◆ AIM OF THE EXERCISE ◆
Across the data below, how many lines hold "JSON"? Answer with that number and nothing else.

(Items from an interface collection)
──────────

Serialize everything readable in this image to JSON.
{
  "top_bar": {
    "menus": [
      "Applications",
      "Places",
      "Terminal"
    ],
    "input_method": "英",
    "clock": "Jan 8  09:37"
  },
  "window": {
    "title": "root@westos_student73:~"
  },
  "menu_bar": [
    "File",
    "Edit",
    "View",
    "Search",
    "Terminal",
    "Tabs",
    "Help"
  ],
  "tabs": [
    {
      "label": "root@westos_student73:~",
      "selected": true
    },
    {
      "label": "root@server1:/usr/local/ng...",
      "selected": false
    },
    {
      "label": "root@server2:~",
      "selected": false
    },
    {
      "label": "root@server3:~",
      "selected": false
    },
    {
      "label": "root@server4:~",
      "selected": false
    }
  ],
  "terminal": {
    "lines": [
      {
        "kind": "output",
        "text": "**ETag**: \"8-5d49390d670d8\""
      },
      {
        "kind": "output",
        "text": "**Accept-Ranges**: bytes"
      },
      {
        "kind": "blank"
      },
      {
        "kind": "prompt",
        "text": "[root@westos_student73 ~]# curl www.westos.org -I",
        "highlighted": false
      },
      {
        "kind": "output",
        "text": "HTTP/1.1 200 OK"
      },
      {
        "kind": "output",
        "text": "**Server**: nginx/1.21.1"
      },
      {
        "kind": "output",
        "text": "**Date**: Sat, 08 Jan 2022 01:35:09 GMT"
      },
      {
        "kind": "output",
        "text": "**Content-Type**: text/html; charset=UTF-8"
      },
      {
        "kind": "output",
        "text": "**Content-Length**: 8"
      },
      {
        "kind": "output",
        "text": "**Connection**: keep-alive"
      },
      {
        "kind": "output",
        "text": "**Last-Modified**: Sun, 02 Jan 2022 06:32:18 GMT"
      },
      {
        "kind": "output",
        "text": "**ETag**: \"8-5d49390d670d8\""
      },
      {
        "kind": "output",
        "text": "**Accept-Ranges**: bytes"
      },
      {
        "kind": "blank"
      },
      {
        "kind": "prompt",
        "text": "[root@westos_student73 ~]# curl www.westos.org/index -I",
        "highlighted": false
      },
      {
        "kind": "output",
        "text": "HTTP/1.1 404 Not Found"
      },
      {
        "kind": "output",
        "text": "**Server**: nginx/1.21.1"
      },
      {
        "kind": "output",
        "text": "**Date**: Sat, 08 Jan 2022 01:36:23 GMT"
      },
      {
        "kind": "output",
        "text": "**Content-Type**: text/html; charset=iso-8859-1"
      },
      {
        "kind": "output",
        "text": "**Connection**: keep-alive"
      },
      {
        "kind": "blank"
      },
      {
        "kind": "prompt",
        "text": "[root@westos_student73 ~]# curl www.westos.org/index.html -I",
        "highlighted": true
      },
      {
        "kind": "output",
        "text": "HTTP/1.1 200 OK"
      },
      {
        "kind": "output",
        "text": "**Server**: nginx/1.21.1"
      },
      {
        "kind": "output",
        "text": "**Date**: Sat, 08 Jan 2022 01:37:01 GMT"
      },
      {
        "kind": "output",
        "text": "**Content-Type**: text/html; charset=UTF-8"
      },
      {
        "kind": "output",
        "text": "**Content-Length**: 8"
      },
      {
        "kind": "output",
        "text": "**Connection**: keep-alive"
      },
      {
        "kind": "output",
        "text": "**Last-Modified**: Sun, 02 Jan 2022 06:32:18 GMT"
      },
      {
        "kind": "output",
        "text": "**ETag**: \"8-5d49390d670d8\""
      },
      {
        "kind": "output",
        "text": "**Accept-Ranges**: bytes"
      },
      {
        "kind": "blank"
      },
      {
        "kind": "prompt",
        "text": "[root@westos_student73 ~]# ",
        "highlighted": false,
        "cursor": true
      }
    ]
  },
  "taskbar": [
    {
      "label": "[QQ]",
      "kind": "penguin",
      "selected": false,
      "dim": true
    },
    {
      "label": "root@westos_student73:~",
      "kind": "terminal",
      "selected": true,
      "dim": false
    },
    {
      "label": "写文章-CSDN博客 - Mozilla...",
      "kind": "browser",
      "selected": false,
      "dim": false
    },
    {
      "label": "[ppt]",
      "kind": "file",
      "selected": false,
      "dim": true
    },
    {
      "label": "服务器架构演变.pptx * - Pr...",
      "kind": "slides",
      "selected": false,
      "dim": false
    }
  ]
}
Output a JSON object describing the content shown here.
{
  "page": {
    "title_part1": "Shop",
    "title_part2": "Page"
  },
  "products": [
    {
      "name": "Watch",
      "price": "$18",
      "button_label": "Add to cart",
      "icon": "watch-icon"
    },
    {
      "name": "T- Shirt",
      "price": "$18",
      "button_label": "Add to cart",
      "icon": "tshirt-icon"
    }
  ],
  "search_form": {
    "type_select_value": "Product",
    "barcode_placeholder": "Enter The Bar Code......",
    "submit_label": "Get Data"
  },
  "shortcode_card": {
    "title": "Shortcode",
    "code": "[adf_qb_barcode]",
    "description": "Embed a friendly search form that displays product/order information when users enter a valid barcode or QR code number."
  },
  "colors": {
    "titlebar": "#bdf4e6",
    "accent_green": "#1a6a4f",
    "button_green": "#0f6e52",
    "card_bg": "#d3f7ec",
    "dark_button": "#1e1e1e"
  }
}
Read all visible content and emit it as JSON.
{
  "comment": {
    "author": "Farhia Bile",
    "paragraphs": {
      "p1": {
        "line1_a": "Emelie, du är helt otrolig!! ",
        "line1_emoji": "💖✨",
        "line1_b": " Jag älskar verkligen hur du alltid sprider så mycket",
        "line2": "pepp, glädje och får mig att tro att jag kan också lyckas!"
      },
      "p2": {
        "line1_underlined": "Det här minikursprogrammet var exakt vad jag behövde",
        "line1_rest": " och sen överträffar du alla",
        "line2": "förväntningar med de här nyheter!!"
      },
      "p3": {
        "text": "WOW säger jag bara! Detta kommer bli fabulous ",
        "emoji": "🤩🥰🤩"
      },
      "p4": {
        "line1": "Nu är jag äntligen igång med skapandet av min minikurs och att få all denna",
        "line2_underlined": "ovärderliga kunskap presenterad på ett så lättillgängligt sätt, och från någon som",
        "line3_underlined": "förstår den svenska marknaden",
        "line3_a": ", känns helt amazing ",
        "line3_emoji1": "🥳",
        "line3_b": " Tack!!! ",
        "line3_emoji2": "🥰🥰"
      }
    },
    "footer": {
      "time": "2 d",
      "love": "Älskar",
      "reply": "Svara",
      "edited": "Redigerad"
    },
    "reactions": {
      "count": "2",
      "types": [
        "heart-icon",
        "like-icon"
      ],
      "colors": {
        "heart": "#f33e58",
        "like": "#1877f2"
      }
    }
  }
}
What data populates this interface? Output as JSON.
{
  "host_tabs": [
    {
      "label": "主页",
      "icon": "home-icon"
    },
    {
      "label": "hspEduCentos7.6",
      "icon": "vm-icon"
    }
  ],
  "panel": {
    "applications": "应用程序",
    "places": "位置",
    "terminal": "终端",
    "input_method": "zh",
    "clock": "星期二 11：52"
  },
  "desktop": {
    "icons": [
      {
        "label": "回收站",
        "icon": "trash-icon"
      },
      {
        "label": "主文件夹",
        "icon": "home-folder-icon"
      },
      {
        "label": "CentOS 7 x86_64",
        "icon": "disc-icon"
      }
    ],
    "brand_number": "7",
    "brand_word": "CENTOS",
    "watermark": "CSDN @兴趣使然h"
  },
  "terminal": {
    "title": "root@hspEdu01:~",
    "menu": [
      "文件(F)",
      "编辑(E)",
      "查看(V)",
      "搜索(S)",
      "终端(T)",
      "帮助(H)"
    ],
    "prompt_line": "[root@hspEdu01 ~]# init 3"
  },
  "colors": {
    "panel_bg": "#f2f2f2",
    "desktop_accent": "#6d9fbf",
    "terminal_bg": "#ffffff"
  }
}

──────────

◆ RESPONSE TO THE TASK ◆
4